■ EXERCISE MATERIALS

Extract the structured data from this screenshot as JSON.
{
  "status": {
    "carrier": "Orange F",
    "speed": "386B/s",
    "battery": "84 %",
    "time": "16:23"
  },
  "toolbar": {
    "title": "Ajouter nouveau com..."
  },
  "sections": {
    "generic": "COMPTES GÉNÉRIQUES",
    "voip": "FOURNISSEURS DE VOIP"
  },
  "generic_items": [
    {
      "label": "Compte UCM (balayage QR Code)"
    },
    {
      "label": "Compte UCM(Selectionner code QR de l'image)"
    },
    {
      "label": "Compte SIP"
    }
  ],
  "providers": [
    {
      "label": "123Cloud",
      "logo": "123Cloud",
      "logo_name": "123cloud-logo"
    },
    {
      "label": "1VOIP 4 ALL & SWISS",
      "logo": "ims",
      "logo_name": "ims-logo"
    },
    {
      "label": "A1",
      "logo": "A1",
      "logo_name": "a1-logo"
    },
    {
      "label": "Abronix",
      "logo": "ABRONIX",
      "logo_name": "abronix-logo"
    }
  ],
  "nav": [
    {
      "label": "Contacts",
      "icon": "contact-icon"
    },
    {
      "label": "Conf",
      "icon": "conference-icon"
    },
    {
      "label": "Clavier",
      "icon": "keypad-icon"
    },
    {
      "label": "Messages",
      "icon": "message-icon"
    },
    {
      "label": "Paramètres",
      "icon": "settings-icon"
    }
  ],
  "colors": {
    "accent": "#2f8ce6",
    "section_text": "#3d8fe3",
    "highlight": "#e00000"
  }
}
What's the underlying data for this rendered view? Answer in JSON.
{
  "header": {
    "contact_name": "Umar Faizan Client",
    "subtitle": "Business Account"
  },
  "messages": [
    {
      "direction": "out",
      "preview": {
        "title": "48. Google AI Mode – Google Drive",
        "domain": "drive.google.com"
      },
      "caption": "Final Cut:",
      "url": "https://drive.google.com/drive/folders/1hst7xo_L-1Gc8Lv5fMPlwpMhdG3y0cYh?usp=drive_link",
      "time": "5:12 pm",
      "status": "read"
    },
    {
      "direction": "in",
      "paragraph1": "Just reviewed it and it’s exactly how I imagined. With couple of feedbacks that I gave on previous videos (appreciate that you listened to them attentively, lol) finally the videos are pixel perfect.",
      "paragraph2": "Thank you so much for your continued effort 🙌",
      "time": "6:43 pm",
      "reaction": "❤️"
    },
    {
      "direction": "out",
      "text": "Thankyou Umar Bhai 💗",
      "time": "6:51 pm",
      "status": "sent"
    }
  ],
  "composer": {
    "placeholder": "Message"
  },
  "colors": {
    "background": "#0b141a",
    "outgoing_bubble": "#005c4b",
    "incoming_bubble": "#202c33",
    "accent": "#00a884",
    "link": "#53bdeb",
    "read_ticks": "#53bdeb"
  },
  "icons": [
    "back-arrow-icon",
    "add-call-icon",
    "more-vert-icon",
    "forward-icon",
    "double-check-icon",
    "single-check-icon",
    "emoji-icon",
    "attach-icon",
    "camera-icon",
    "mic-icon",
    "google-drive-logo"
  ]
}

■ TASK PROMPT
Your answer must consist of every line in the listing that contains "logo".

■ SOLUTION FOR THIS EXERCISE
      "logo": "123Cloud",
      "logo_name": "123cloud-logo"
      "logo": "ims",
      "logo_name": "ims-logo"
      "logo": "A1",
      "logo_name": "a1-logo"
      "logo": "ABRONIX",
      "logo_name": "abronix-logo"
    "google-drive-logo"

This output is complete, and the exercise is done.